There are some significant differences in the social lives of humans and the social lives of Vulpines.
Humans: In most cases, it takes several months or years for human couples to form a meaningful relationships.
Vulpines: There are several types of relationships that Vulpines can have. They can have a more typical relationship
like most humans. They can also have strictly yiffy relationships. In a handful of cases, there can be a relationship
that one male is in a relationship with multiple females (this will be explained in more detail when I get to the third part
of Episode 7).
Traditional relationships are where a male and female get together and gradually strengthen their bond between each other
for several months or years. Sometimes, these relationships result in marriage, but other times they don't work out.
Yiffy relationships on the other hand are most common during the various "mating seasons" on Vulpes (depending on species),
they are also fairly common among rodents, orcas, and some feline species. In these relationships, these couples are
primarily interested in yiff to reproduce.
Humans: Human females are usually fertile for a few days per month and when they do become pregnant, it takes about 9
months before the child is ready to be born. In addition, human females usually only have one child at a time.
Vulpines: Almost all Vulpine females can reproduce at any time they want and often ovulate during yiff. The length
of the pregnancy varies by species and can be as little as about 1 month (for mousettes and rabbits) to as much as a year
(mares)...most Vulpine females have a gestation period of 2-4 months. Also, litter size is largely dependent on species.
Some species (dolphins, orcas, hooved fems) rarely have more than one child at a time. Many species have larger litters
(generally averaging between 4-8 offspring at a time). Rodent species are capable of having very large litters (averaging

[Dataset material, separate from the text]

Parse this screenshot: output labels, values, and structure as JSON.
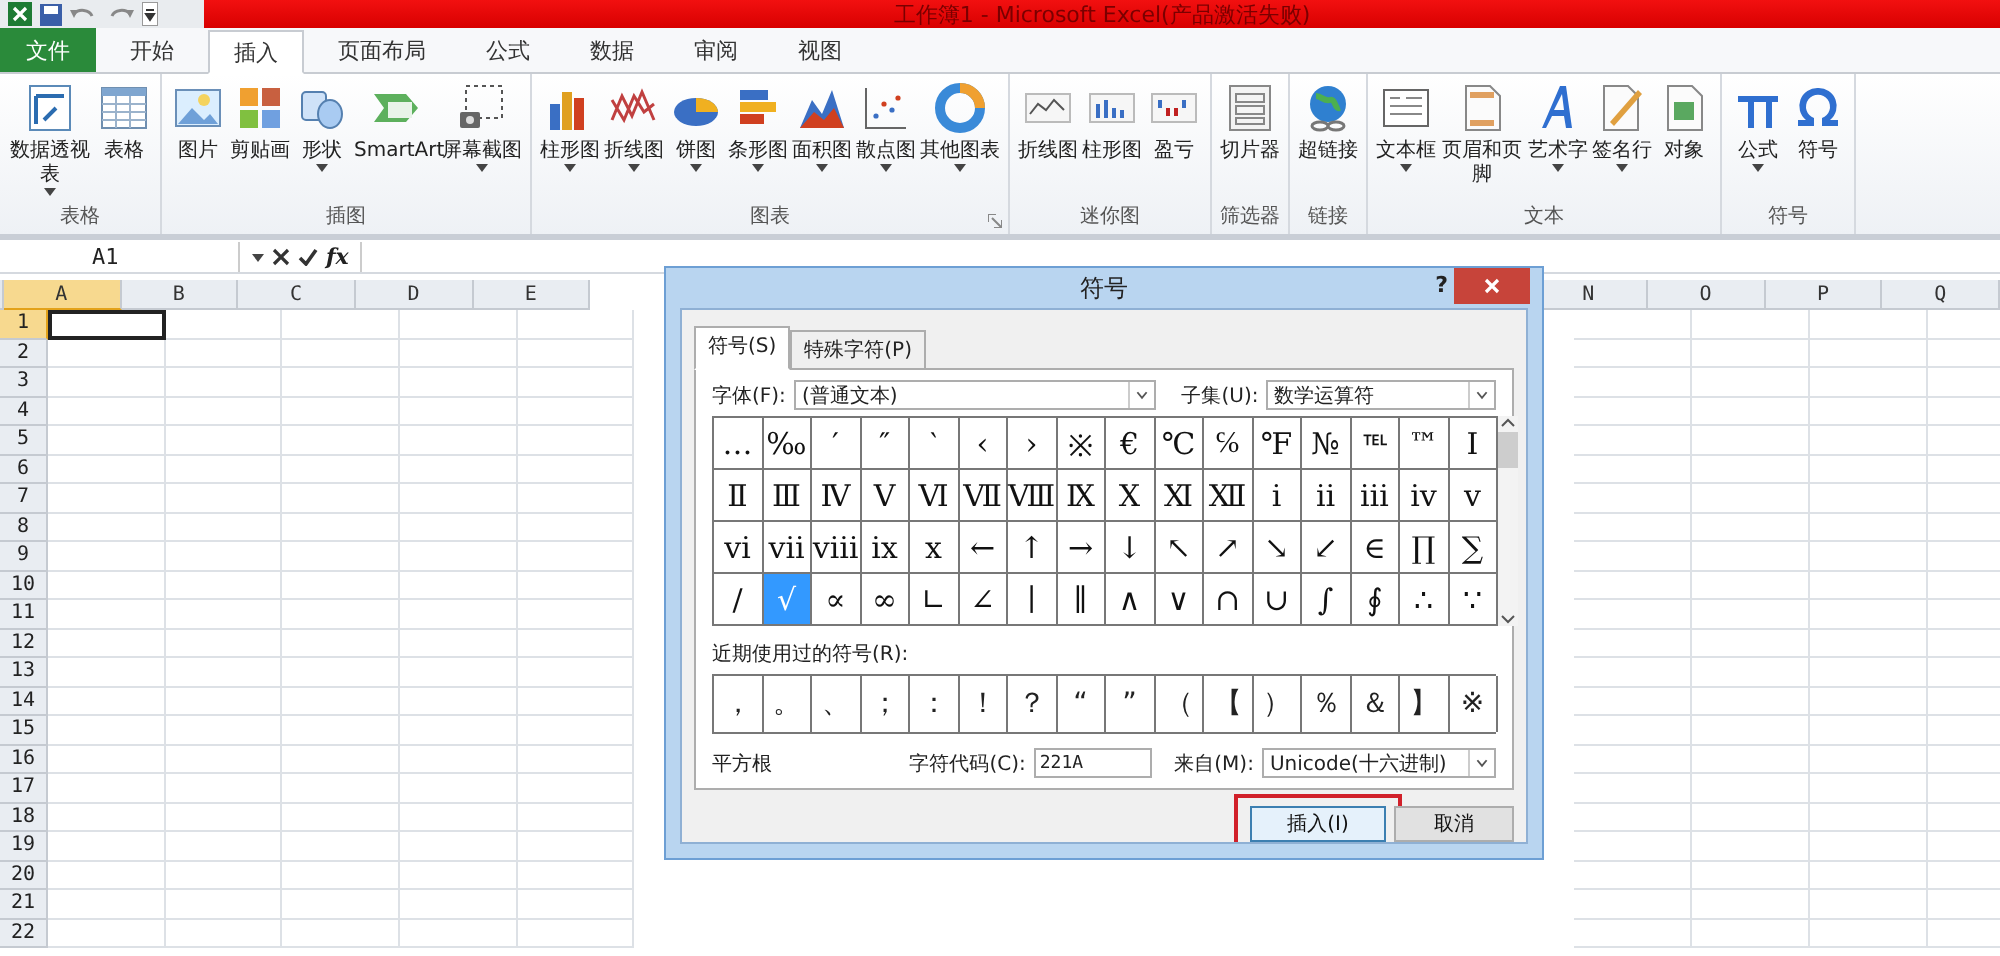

6-12/litter with some females capable of having 20+/litter*).
End of Act 5
This is also the end of the Vulpines v. Humans section.